Task directions: Copy the lines below word for word, skipping any image.

+--

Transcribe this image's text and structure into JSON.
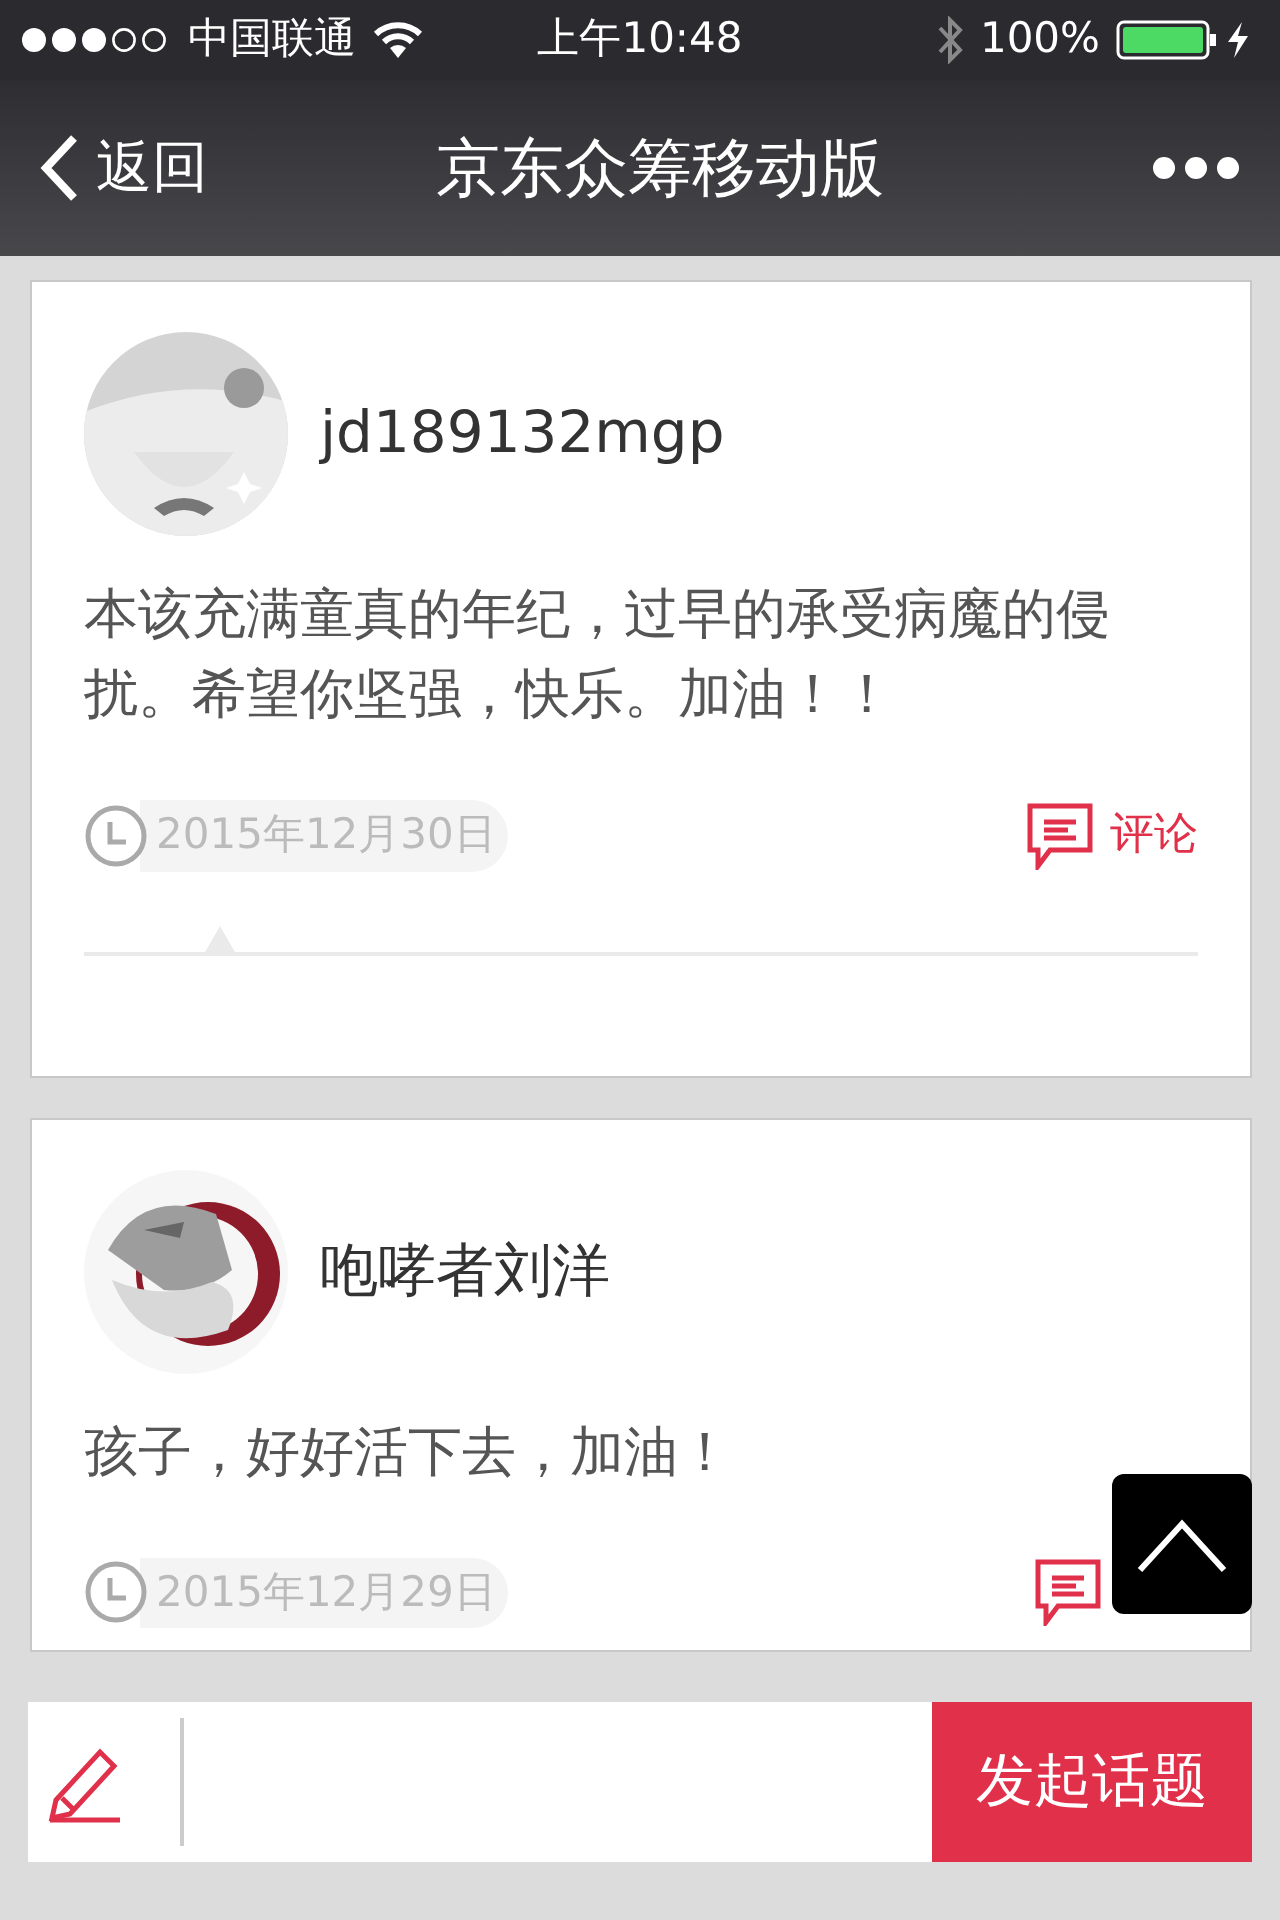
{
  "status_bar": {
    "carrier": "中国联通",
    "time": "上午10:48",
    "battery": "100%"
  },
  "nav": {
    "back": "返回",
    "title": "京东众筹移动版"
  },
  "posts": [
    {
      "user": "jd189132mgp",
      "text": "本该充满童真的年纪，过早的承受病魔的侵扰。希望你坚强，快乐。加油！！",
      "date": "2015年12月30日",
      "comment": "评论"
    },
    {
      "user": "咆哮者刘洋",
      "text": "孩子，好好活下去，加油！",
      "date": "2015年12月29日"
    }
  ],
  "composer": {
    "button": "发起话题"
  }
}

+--

Your response:
Transcribe this image's text and structure into JSON.
{
  "status_bar": {
    "carrier": "中国联通",
    "time": "上午10:48",
    "battery": "100%"
  },
  "nav": {
    "back": "返回",
    "title": "京东众筹移动版"
  },
  "posts": [
    {
      "user": "jd189132mgp",
      "text": "本该充满童真的年纪，过早的承受病魔的侵扰。希望你坚强，快乐。加油！！",
      "date": "2015年12月30日",
      "comment": "评论"
    },
    {
      "user": "咆哮者刘洋",
      "text": "孩子，好好活下去，加油！",
      "date": "2015年12月29日"
    }
  ],
  "composer": {
    "button": "发起话题"
  }
}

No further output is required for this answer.